|Do these guys really need a caption? If they do, just look up Shaanxi Province.|
12) Ni shou zhong wen ma?
Oh, so you don't speak Chinese. Well, that's okay. You should still visit China and experience its many, many wonders. Bring a translator app like Baidu or Global. Chinese people are quite accustomed to tourists communicating with them using this method and they will be more than willing to help you! For most tourist sites, you can purchase a guided tour from your travel agent before going to China. This is an excellent idea as the guide will speak your language and assist you.
13) Safety in China

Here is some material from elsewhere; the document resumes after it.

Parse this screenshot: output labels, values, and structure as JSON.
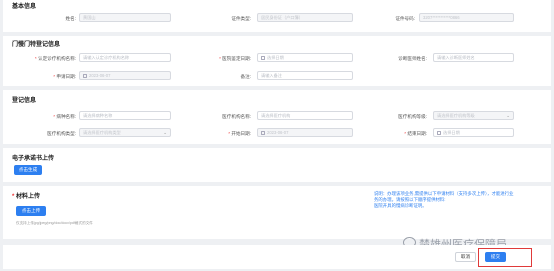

China is extremely safe. There are police and soldiers everywhere - literally. As a tourist, you will be a bit more conspicuous so keep your belongings close. However, I never felt unsafe in China. The police don't speak English but they are very professional and will help you with directions if needed.
14) Health in China
Before you go to China, make sure you update your vaccines for cholera, typhoid fever, and all forms of hepatitis. This is especially important in the rural areas of China. Your doctor can also prescribe strong medication for traveller's diarrhea. And speaking of the bathroom...
15) Washrooms in China
Starbucks is your best friend in China. Their restrooms are always clean and have western style toilets. Everyone warned me that not all toilets in China have toilet paper. Thinking this would be true, I may or may not have packed way to many "provisions" for my trip. That being said, do have some form of sanitary wipe with you at all times just to be sure. And remember, it's all part of your "cultural experience" in China!
My trip to China was the excursion of a lifetime. The people are incredibly warm, welcoming, and it gives them great joy to show you their country. China has an ancient culture rooted in Eastern spirituality so try to find quiet, tranquil moments during your trip. The food in China is superb and there is no comparison between it and the "Chinese" food we have in North America. (Okay fine - Vancouver does a decent job, but still!)
Although going to China may seem daunting, frightening, and a lot of work, it is worth it. You will see some of the wonders of the world there. Memories formed in China last a life time. Hope these tips help you and encourage you to book YOUR trip to China!